PROBLEM REQUIREMENTS:
Could you please reproduce the entries exactly, leaving out any pictures?

DATA SUPPLIED:
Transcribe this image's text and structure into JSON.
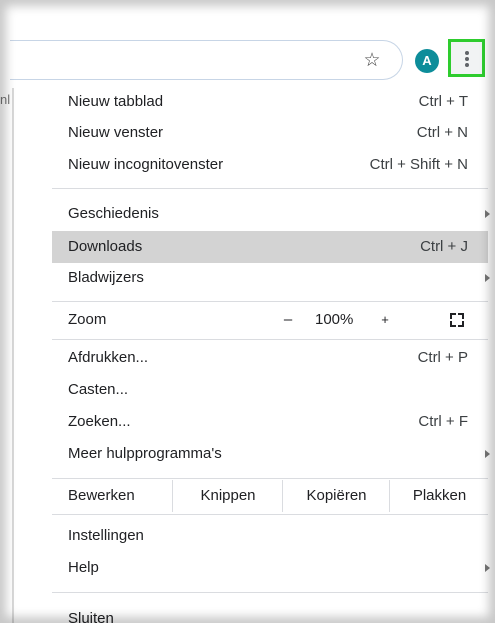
{
  "header": {
    "avatar_initial": "A",
    "side_text": "nl",
    "accent_color": "#2ecc2e"
  },
  "menu": {
    "group1": [
      {
        "label": "Nieuw tabblad",
        "shortcut": "Ctrl + T"
      },
      {
        "label": "Nieuw venster",
        "shortcut": "Ctrl + N"
      },
      {
        "label": "Nieuw incognitovenster",
        "shortcut": "Ctrl + Shift + N"
      }
    ],
    "group2": [
      {
        "label": "Geschiedenis",
        "shortcut": ""
      },
      {
        "label": "Downloads",
        "shortcut": "Ctrl + J"
      },
      {
        "label": "Bladwijzers",
        "shortcut": ""
      }
    ],
    "zoom": {
      "label": "Zoom",
      "minus": "–",
      "value": "100%",
      "plus": "+"
    },
    "group3": [
      {
        "label": "Afdrukken...",
        "shortcut": "Ctrl + P"
      },
      {
        "label": "Casten...",
        "shortcut": ""
      },
      {
        "label": "Zoeken...",
        "shortcut": "Ctrl + F"
      },
      {
        "label": "Meer hulpprogramma's",
        "shortcut": ""
      }
    ],
    "edit": {
      "label": "Bewerken",
      "cut": "Knippen",
      "copy": "Kopiëren",
      "paste": "Plakken"
    },
    "group4": [
      {
        "label": "Instellingen"
      },
      {
        "label": "Help"
      }
    ],
    "exit": {
      "label": "Sluiten"
    }
  }
}
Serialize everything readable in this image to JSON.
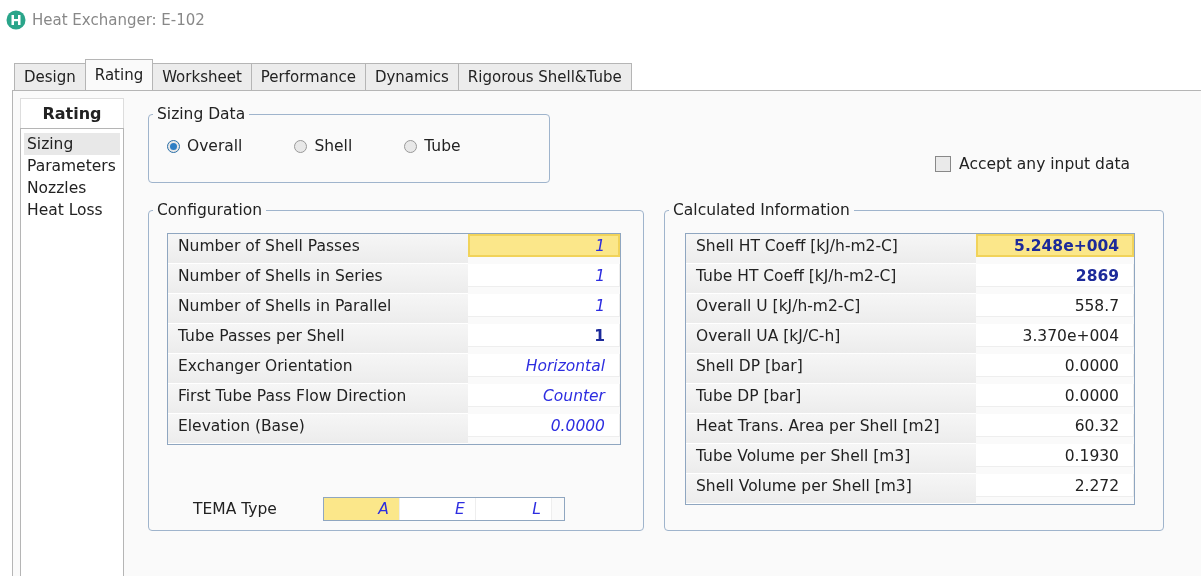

RESULT:
Transcribe this image's text and structure into JSON.
{
  "header": {
    "avatar_initial": "A",
    "side_text": "nl",
    "accent_color": "#2ecc2e"
  },
  "menu": {
    "group1": [
      {
        "label": "Nieuw tabblad",
        "shortcut": "Ctrl + T"
      },
      {
        "label": "Nieuw venster",
        "shortcut": "Ctrl + N"
      },
      {
        "label": "Nieuw incognitovenster",
        "shortcut": "Ctrl + Shift + N"
      }
    ],
    "group2": [
      {
        "label": "Geschiedenis",
        "shortcut": ""
      },
      {
        "label": "Downloads",
        "shortcut": "Ctrl + J"
      },
      {
        "label": "Bladwijzers",
        "shortcut": ""
      }
    ],
    "zoom": {
      "label": "Zoom",
      "minus": "–",
      "value": "100%",
      "plus": "+"
    },
    "group3": [
      {
        "label": "Afdrukken...",
        "shortcut": "Ctrl + P"
      },
      {
        "label": "Casten...",
        "shortcut": ""
      },
      {
        "label": "Zoeken...",
        "shortcut": "Ctrl + F"
      },
      {
        "label": "Meer hulpprogramma's",
        "shortcut": ""
      }
    ],
    "edit": {
      "label": "Bewerken",
      "cut": "Knippen",
      "copy": "Kopiëren",
      "paste": "Plakken"
    },
    "group4": [
      {
        "label": "Instellingen"
      },
      {
        "label": "Help"
      }
    ],
    "exit": {
      "label": "Sluiten"
    }
  }
}
Serialize everything readable in this image to JSON.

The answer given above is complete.